Conflicts sometimes happen when multiple users edit the same model. For example, let's say you
User model with the following properties:
- username: string
- name: string
Now you decided to remove the name property and replace it with firstName and lastName properties. Good, but wait... You got a conflict message as you tried to commit the changes!
What happened? It turns out your ally John meanwhile committed a change where he made
the name field optional. OneGen now doesn't know what to do with this collision and yields
a conflict in the
Once you close the commit dialog, you'll see an editor open up, showing you the conflicts in the Genesis language as shown in the screenshot below. You might want to read a bit about Genesis before continuing.

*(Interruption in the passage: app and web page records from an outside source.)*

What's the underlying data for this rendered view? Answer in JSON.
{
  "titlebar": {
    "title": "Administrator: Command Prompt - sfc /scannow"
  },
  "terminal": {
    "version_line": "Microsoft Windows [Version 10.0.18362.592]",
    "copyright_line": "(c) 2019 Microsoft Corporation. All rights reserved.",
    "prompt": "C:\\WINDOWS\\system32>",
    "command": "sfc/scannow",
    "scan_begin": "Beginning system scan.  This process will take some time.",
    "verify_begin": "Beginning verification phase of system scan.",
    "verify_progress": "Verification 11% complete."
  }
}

The conflict resolution view breaks down to:
- The list of conflicted files in the left sidebar
- The code editor
Resolving a Conflict
Every conflict is highlighted by the lower/greater/equal signs splitting up a code into 2 versions. This probably looks familiar to you since you use Git.
- Their version: This is the version that is currently committed (John's version in our example).
- Our version: This is our version that caused the conflict and cannot be committed until we resolve this conflict.
As you can see, we have to read between the lines 🤭 to resolve this conflict. We decided to remove the name property and replace it with firstName and lastName, so we can actually delete John's minor change. We simply delete the Their version chunk of code and just leave our version in place. The solution should look like the screenshot below.
Now we can hit the Resolve Conflicts button on top right. This action will commit the conflict resolution and redirect us back to the project. If John was to open the project now, he would see the new firstName and lastName properties.
If you ever get uncertain about the conflict resolution, you can click on the Reset Changes button. This action will reset all the changes you've done in this view so far.